Recent measurements on radio spectrum usage have revealed the abundance of under- utilized bands of spectrum that belong to licensed users. This necessitated the paradigm shift from static to dynamic spectrum access (DSA) where secondary networks utilize unused spectrum holes in the licensed bands without causing interference to the licensed user. However, wide scale deployment of these networks have been hindered due to lack of knowledge of expected performance in realistic environments and lack of cost-effective solutions for implementing spectrum database systems. In this dissertation, we address some of the fundamental challenges on how to improve the performance of DSA networks in terms of connectivity and capacity. Apart from showing performance gains via simulation experiments, we designed, implemented, and deployed testbeds that achieve economics of scale. We start by introducing network connectivity models and show that the well-established disk model does not hold true for interference-limited networks. Thus, we characterize connectivity based on signal to interference and noise ratio (SINR) and show that not all the deployed secondary nodes necessarily contribute towards the network's connectivity. We identify such nodes and show that even-though a node might be communication-visible it can still be connectivity-invisible. The invisibility of such nodes is modeled using the concept of Poisson thinning. The connectivity-visible nodes are combined with the coverage shrinkage to develop the concept of effective density which is used to characterize the con- nectivity. Further, we propose three techniques for connectivity maximization. We also show how traditional flooding techniques are not applicable under the SINR model and analyze the underlying causes for that. Moreover, we propose a modified version of probabilistic flooding that uses lower message overhead while accounting for the node outreach and in- terference. Next, we analyze the connectivity of multi-channel distributed networks and show how the invisibility that arises among the secondary nodes results in thinning which we characterize as channel abundance. We also capture the thinning that occurs due to the nodes' interference. We study the effects of interference and channel abundance using Poisson thinning on the formation of a communication link between two nodes and also on the overall connectivity of the secondary network. As for the capacity, we derive the bounds on the maximum achievable capacity of a randomly deployed secondary network with finite number of nodes in the presence of primary users since finding the exact capacity involves solving an optimization problem that shows in-scalability both in time and search space dimensionality. We speed up the optimization by reducing the optimizer's search space. Next, we characterize the QoS that secondary users can expect. We do so by using vector quantization to partition the QoS space into finite number of regions each of which is represented by one QoS index. We argue that any operating condition of the system can be mapped to one of the pre-computed QoS indices using a simple look-up in Olog (N) time thus avoiding any cumbersome computation for QoS evaluation. We implement the QoS space on an 8-bit microcontroller and show how the mathematically intensive operations can be computed in a shorter time. To demonstrate that there could be low cost solutions that scale, we present and implement an architecture that enables dynamic spectrum access for any type of network ranging from IoT to cellular. The three main components of this architecture are the RSSI sensing network, the DSA server, and the service engine. We use the concept of modular design in these components which allows transparency between them, scalability, and ease of maintenance and upgrade in a plug-n-play manner, without requiring any changes to the other components. Moreover, we provide a blueprint on how to use off-the-shelf commercially available software configurable RF chips to build low cost spectrum sensors. Using testbed experiments, we demonstrate the efficiency of the proposed architecture by comparing its performance to that of a legacy system. We show the benefits in terms of resilience to jamming, channel relinquishment on primary arrival, and best channel determination and allocation. We also show the performance gains in terms of frame error rater and spectral efficiency.

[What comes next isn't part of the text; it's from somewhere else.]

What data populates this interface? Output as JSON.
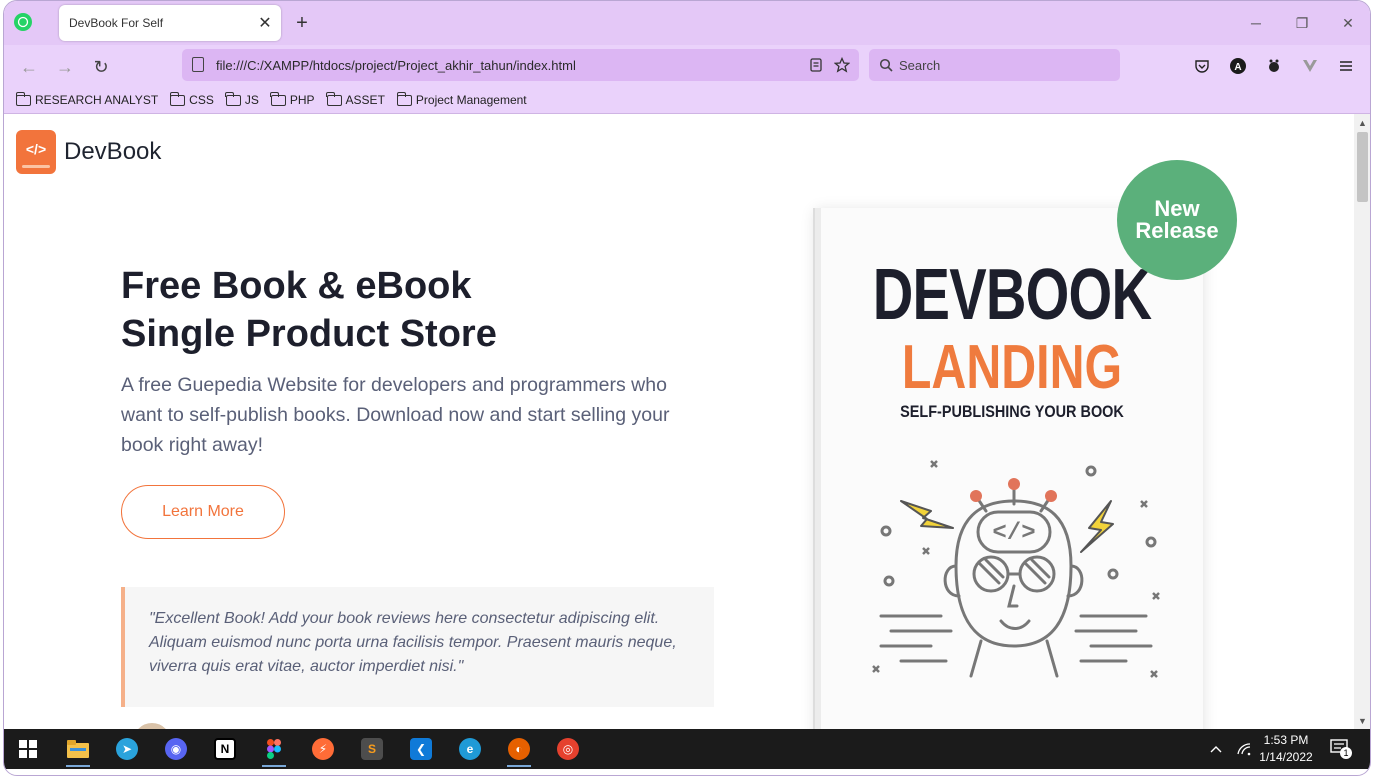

If this is your thesis or dissertation, and want to learn how to access it or for more information about readership statistics, contact us at STARS@ucf.edu

Graduation Date





Chatterjee, Mainak


Doctor of Philosophy (Ph.D.)


College of Engineering and Computer Science


Electrical Engineering and Computer Engineering

Degree Program

Electrical Engineering









Release Date

May 2016

Length of Campus-only Access


Access Status

Doctoral Dissertation (Open Access)